The houses are made using shipping containers. The additional walls, ceilings, and floor structure are constructed using Austral exflam sandwich panel composite.
Although the space seems small due to its design and colour and lighting affects the place does seem a lot bigger than it is. I love the design which is more inline with professional business than hobby farming or off-grid living. A rather unique shipping container house which others may find acceptable as a hotel chalet or conferencing rooms. Very professional finish love it!
The U.S. since the recession began has had a wake up call to the fact property is over valued but also the fact that getting on the ladder often is not only expensive but like a ball and chain that can financially ruin you if the markets suddenly changed.
16 year old Austin Hay in Sonoma, U.S. has been building a 130 square foot mobile home that he plans to take with him to college and wherever he needs to go from there.
Total cost around $2,500 but more importantly Austin has already got his head screwed on to housing market and being more of a responsible teenager than many adults have been prior to the housing crisis. Starting on a budget home means you can develop as your budget allows without taking on huge debts and its interesting to see that its the younger generations starting to take the lead.
Still a bit of a rant with me simply because the size of a shipping container home makes a lot of sense and many units are a lot smaller that people reside in round the world.
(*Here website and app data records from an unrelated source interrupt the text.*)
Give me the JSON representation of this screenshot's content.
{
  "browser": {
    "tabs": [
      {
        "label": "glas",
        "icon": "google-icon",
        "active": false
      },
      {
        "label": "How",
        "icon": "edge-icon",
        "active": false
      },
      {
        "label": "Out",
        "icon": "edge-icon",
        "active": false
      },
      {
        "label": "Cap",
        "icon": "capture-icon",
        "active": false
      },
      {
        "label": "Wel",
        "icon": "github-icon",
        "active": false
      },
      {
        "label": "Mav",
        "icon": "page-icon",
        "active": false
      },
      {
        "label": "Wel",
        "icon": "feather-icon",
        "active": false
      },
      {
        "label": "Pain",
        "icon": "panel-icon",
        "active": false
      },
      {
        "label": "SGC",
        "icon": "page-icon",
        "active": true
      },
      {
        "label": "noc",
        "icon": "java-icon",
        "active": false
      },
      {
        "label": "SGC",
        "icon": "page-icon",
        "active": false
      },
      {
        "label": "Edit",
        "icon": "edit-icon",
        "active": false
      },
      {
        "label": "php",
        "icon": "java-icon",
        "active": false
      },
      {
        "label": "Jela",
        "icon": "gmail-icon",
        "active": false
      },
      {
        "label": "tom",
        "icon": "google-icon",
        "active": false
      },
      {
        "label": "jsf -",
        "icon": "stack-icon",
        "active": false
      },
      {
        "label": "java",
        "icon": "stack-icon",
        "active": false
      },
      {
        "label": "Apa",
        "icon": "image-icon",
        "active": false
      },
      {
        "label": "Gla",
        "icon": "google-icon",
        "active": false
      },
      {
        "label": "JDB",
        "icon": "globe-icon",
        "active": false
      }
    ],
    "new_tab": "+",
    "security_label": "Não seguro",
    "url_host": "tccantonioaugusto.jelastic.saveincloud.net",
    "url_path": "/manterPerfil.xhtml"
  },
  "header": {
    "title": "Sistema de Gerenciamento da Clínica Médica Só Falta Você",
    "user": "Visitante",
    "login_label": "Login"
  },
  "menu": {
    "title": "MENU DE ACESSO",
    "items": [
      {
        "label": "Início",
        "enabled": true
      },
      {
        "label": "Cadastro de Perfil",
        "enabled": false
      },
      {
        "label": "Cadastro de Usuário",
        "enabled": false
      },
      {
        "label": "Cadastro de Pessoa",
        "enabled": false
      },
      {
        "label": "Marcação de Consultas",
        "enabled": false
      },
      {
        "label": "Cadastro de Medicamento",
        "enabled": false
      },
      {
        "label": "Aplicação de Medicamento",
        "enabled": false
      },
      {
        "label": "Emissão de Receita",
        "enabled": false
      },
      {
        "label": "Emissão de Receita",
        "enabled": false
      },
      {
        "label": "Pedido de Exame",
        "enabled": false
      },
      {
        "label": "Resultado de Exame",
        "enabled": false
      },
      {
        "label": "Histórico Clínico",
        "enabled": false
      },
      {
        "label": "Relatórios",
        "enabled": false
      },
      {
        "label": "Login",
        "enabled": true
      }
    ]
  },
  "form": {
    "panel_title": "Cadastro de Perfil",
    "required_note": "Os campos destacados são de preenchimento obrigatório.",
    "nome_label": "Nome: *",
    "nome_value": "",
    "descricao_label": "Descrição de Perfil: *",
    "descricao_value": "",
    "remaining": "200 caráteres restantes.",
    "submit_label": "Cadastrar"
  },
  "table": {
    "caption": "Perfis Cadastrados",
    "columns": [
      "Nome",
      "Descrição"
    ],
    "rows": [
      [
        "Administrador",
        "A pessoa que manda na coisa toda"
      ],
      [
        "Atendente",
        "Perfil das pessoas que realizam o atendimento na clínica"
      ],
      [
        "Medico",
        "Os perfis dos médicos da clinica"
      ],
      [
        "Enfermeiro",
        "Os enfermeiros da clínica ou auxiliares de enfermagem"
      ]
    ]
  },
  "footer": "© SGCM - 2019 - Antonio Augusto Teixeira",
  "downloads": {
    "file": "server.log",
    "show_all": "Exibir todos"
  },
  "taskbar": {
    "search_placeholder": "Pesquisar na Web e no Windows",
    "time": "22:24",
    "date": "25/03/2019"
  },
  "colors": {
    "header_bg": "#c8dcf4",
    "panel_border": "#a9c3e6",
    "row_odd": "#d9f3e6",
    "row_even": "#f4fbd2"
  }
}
Maybe people complaining should look at the home they are living in and ask do they need all that internal space? do they utilize it? Would they have been better with a smaller house and bigger open spaces outside?
Because I have lived both lives and to be honest I prefer the minimal living to the cluttered life of consumerism. I still have my gadgets, I still have a double bed and plenty of clothes but what I don’t have is stuff I don’t use and don’t need.
This is our bedroom currently as you can see its got a bunk bed for our two kids plus our double bed. Out of shot is a chest of drawers,bookshelf, wardrobe but the size of the room is actually smaller than a 20ft shipping container, our kids are 3 and coming up 1 so they are still young at the same time we are only running one light at night and one air conditioning unit, not one of each in Ewe’s room, Zoei’s room and our room. Our energy costs are 1/3rd of what they would be in a western styled home. Next door we have a room that is around the same size with a bathroom attached to the exterior. That is used for a day room with kitchen, dining and TV facilities. Are we struggling? Are we crammed in like sardines? Answer is no we have plenty of outdoor space and generally I will work in my office during the day (the bedroom has my desktop PC, Laptop and desk as well). All these things give us a space to live in without costing too much in space or energy. Its not a shipping container home but its pretty much built in similar dimensions due to the shape of the bit of land that was available for it.
I think its peoples perspectives that need to change as Filipino’s here generally live in smaller homes, Japan is similar in fact most of Asia. So who’s right and who’s wrong?